This last Canon MiniDV Camera that ever shipped provides access to legacy MiniDV tape archives
R. Scott "macfanboy", Amazon
26 November 2014
Summary: The era of shooting movies with my spent Canon ZR10 is over but, I was able to buy this Canon ZR960 for cheap to give me access to the 150 plus Mini-DV cassettes I have shot over the last 13 years. I am shooting all my video now with a Canon HD 1080p camcorder, using an SD card instead of tape. I just use this Canon ZR960 for transferring my MiniDV footage to iDVD, on my Mac, and for playback on my television.
Summary: There really isn't much to say here that hasn't already been said. Sufficed to say, this camcorder is about the best quality you're going to get for this price range. In fact, you'd pretty much have to double the price to see a noticeable increase in picture quality (at least among digital camcorders I've personally used, which is quite a few).
Summary: So first - shame on me for not reading all the fine print tech specs about it only being hooked into Firewire and not USB. But come on, Canon, where can you even purchase a base model PC with Firewire anymore? Its hardly even available as an upgrade for most avg. consumers running Windows 7.
Summary: I purchased this camera a couple of years ago, right when it first came out. I've been using it ever since, and I'm pretty happy with it. First of all, it's not a professional camcorder that has multiple 4:3 CCD sensors. It's got one sensor. It does have a jack for an external mic, but it's an unbalanced mini-jack, not dual XLR inputs. It has a headphone jack, but I've never used it. It also has an internal mic, and I can report that it picks up sounds very, very well.

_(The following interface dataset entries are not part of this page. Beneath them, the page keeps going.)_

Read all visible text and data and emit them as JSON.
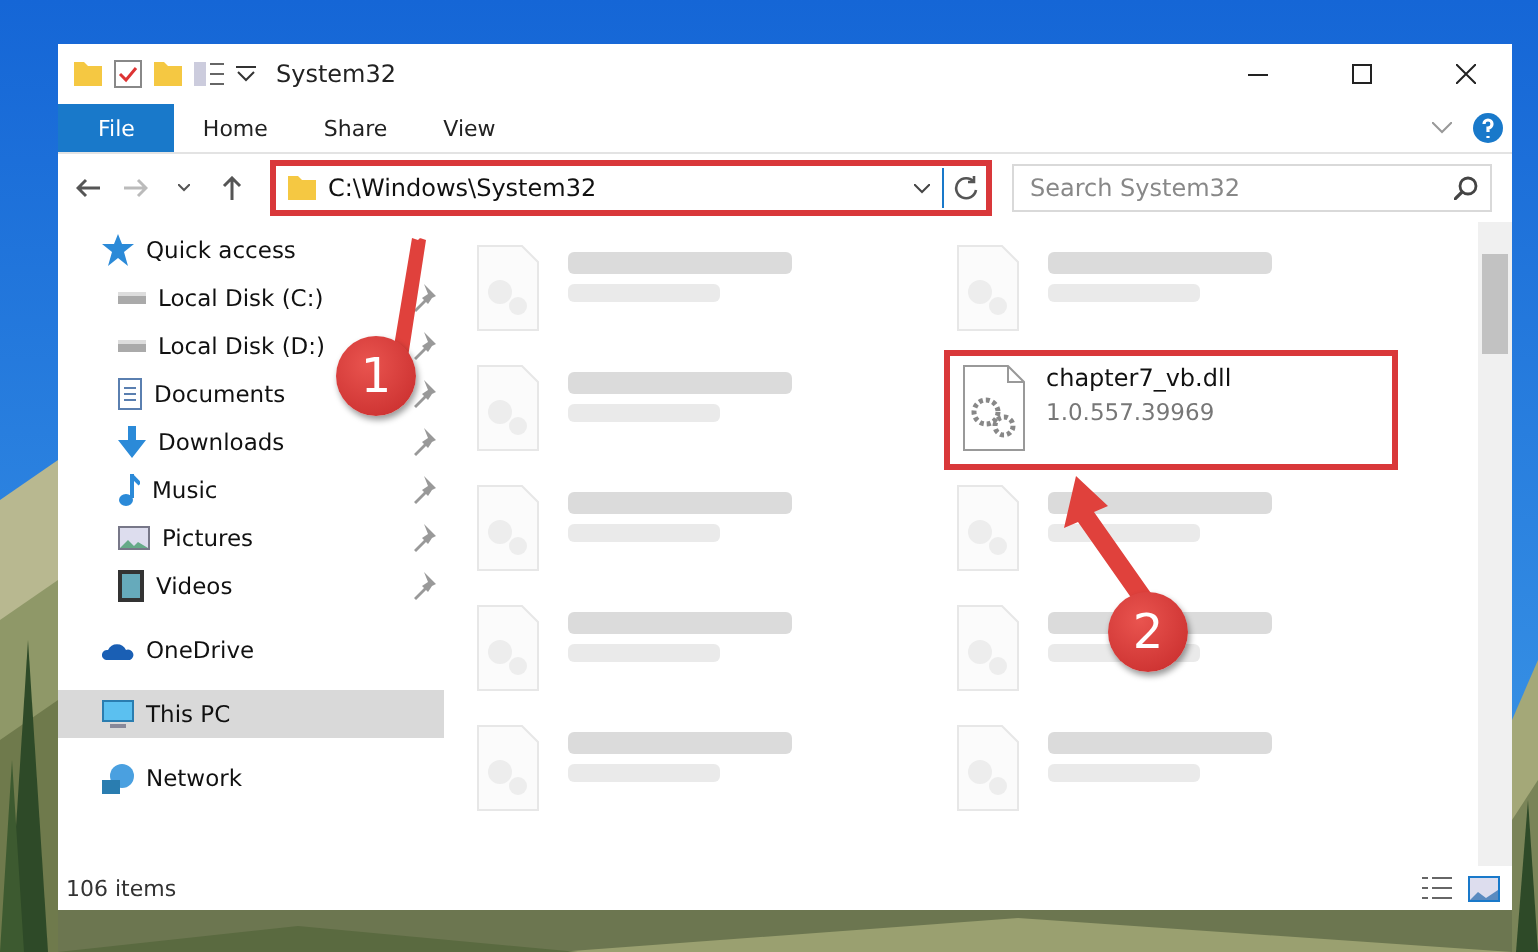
{
  "window": {
    "title": "System32"
  },
  "ribbon": {
    "tabs": [
      {
        "label": "File",
        "selected": true
      },
      {
        "label": "Home",
        "selected": false
      },
      {
        "label": "Share",
        "selected": false
      },
      {
        "label": "View",
        "selected": false
      }
    ]
  },
  "address_bar": {
    "path": "C:\\Windows\\System32",
    "highlighted": true,
    "search_placeholder": "Search System32"
  },
  "sidebar": {
    "items": [
      {
        "label": "Quick access",
        "kind": "star",
        "selected": false,
        "children": [
          {
            "label": "Local Disk (C:)",
            "kind": "drive",
            "pinned": true
          },
          {
            "label": "Local Disk (D:)",
            "kind": "drive",
            "pinned": true
          },
          {
            "label": "Documents",
            "kind": "document",
            "pinned": true
          },
          {
            "label": "Downloads",
            "kind": "download",
            "pinned": true
          },
          {
            "label": "Music",
            "kind": "music",
            "pinned": true
          },
          {
            "label": "Pictures",
            "kind": "pictures",
            "pinned": true
          },
          {
            "label": "Videos",
            "kind": "videos",
            "pinned": true
          }
        ]
      },
      {
        "label": "OneDrive",
        "kind": "cloud",
        "selected": false
      },
      {
        "label": "This PC",
        "kind": "monitor",
        "selected": true
      },
      {
        "label": "Network",
        "kind": "network",
        "selected": false
      }
    ]
  },
  "files": [
    {
      "kind": "blurred"
    },
    {
      "kind": "blurred"
    },
    {
      "kind": "blurred"
    },
    {
      "kind": "file",
      "name": "chapter7_vb.dll",
      "detail": "1.0.557.39969",
      "highlighted": true
    },
    {
      "kind": "blurred"
    },
    {
      "kind": "blurred"
    },
    {
      "kind": "blurred"
    },
    {
      "kind": "blurred"
    },
    {
      "kind": "blurred"
    },
    {
      "kind": "blurred"
    }
  ],
  "status_bar": {
    "count": "106 items"
  },
  "annotations": [
    {
      "number": "1"
    },
    {
      "number": "2"
    }
  ]
}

Summary: Videotape is essentially dead on the consumer side. MiniDV is still the single best codec available for standard definition video, though, so it's still a good idea to have one of these cameras lying around for quick, high-quality SD shooting. The video quality is decent enough for single-sensor SD; it does tend to wash out and get grainy in low light, but the quality is still acceptable.
Summary: This camera has what it takes to get the job done. Naturally, it will be a good tool for capturing family outings and events. I decided to take it a step in another direction and that is for making videos and low budget films. It runs at 30 frames per second, which means, if you want that slowed down film look, you'll have to be careful with your panning and compositions. Also, it would help to use ample light and run tests.